"Congratulations on 20 years of working to advocate for the rights of music creators," said Chu, who also shared a sobering story with attendees. "I especially appreciate what you do because I get the opportunities to meet artists like Kevin Kadish, who told me the story of writing 'All About That Bass' with Meghan Trainor. Then he told me that, despite it being a megahit and being played over 37 million times online, he only received $964."
Notes like those underpinned an evening that closed with Little Big Town being surprised by songwriting trio behind their hit "Girl Crush." Lori McKenna, Hillary Lindsey and Liz Rose — collectively known as the Love Junkies — performed a spirited acoustic take on the song that netted them the 2015 GRAMMY for Best Country Song and the Homewood, Ala.-based quartet Best Country Duo/Group Performance honors.
Ender's plaintive take on "Despacito" and GRAMMY winner Jerry Douglas' stirring dobro-aided rendition of "The Star-Spangled Banner" provided for additional music highlights.
Upon taking the stage to both receive their honor and play a live mini set, Little Big Town's Kimberly Schlapman related the story of how McKenna was a Boston-based mother of five and independent songwriter who spent many years honing her craft before becoming an award-winning writer. "[It's] hardworking people like these who make the songs that define our lives and need greater support," said Schlapman, offering a compelling exclamation point on the proceedings.
"If we ever get to the point in our society where we take away the creative spark, we have failed the soul and heartbeat of music, of books, of our creative output as Americans." — Rep. Doug Collins
Speaking of Little Big Town's set, the highlight was a true "only at the GRAMMYs on the Hill Awards moment": a rousing run-through of "Boondocks" during which the group was joined onstage by a group of lawmakers.
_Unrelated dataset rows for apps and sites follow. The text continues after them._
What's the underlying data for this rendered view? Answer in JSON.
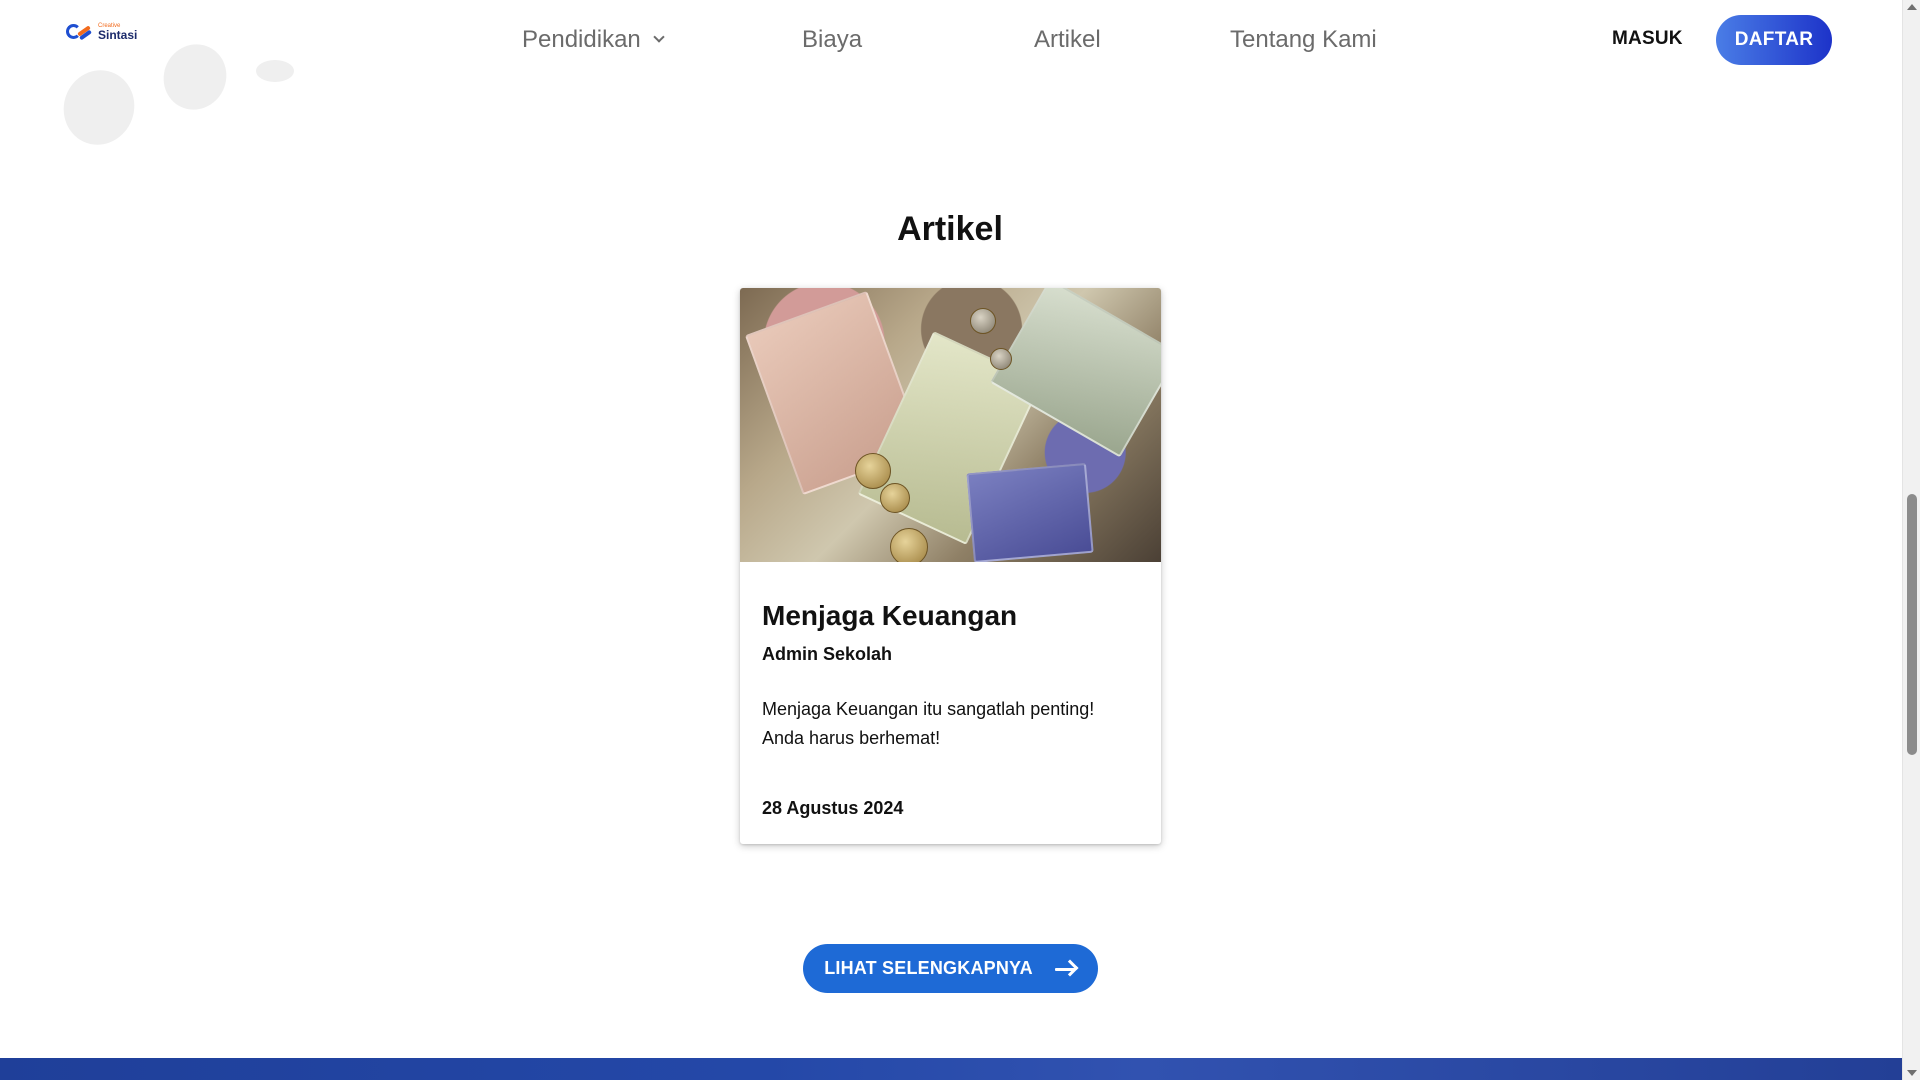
{
  "navbar": {
    "logo": {
      "small": "Creative",
      "big": "Sintasi"
    },
    "links": [
      "Pendidikan",
      "Biaya",
      "Artikel",
      "Tentang Kami"
    ],
    "masuk_label": "MASUK",
    "daftar_label": "DAFTAR"
  },
  "section": {
    "title": "Artikel"
  },
  "article": {
    "title": "Menjaga Keuangan",
    "author": "Admin Sekolah",
    "description": "Menjaga Keuangan itu sangatlah penting! Anda harus berhemat!",
    "date": "28 Agustus 2024"
  },
  "more_button": {
    "label": "LIHAT SELENGKAPNYA"
  },
  "colors": {
    "primary": "#1e6ad6",
    "daftar_gradient_start": "#4a7de6",
    "daftar_gradient_end": "#1d33c9",
    "footer": "#2448a8"
  }
}
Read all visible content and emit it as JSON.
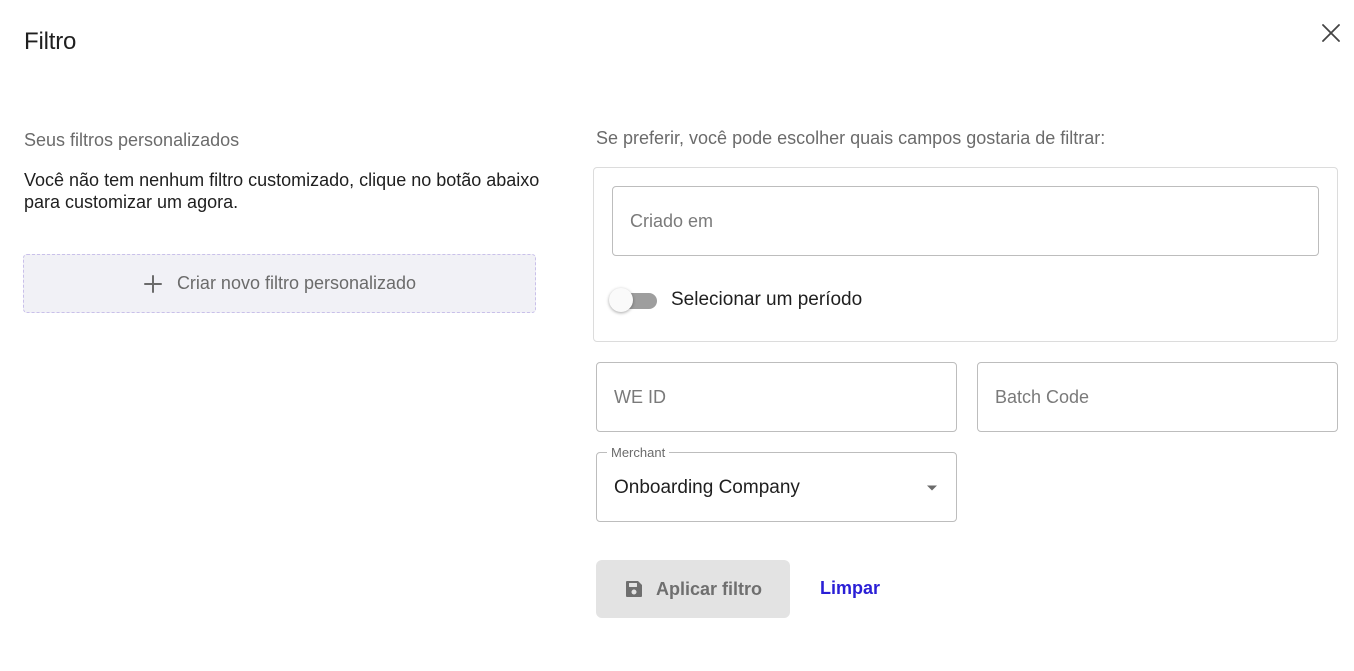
{
  "dialog": {
    "title": "Filtro",
    "close_icon": "close-icon"
  },
  "custom_filters": {
    "heading": "Seus filtros personalizados",
    "empty_message": "Você não tem nenhum filtro customizado, clique no botão abaixo para customizar um agora.",
    "create_button_label": "Criar novo filtro personalizado",
    "create_button_icon": "plus-icon"
  },
  "fields_section": {
    "heading": "Se preferir, você pode escolher quais campos gostaria de filtrar:",
    "created_at": {
      "placeholder": "Criado em",
      "value": ""
    },
    "period_toggle": {
      "label": "Selecionar um período",
      "checked": false
    },
    "we_id": {
      "placeholder": "WE ID",
      "value": ""
    },
    "batch_code": {
      "placeholder": "Batch Code",
      "value": ""
    },
    "merchant": {
      "label": "Merchant",
      "selected": "Onboarding Company"
    }
  },
  "actions": {
    "apply_label": "Aplicar filtro",
    "apply_icon": "save-icon",
    "clear_label": "Limpar"
  },
  "colors": {
    "link": "#2a1fd6",
    "apply_bg": "#e3e3e3",
    "dashed_border": "#c9c0ea"
  }
}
Pelosi, Chairmen Michael McCaul (R-Texas) and Bob Goodlatte (R-Va.), and Representatives Joseph Crowley (D-N.Y.), Steny Hoyer (D-Md.) and Chu — who played mean maracas — were among the group who danced and sang along.
Fun aside, the awards gala served as a true reminder of how music and politics can blend to ensure and preserve a sustainable future for music creators.
"No industry survives generations of not changing," said Gokey. "America is an industry innovator, and ideas like the Music Modernization Act ensure that this will remain the case.”
(Marcus K. Dowling is a world-published journalist, broadcaster, and entrepreneur with 15 years of experience. Also, he was the concept development lead for Decades, a retro-themed 12,000-square-foot nightclub in downtown Washington, D.C.)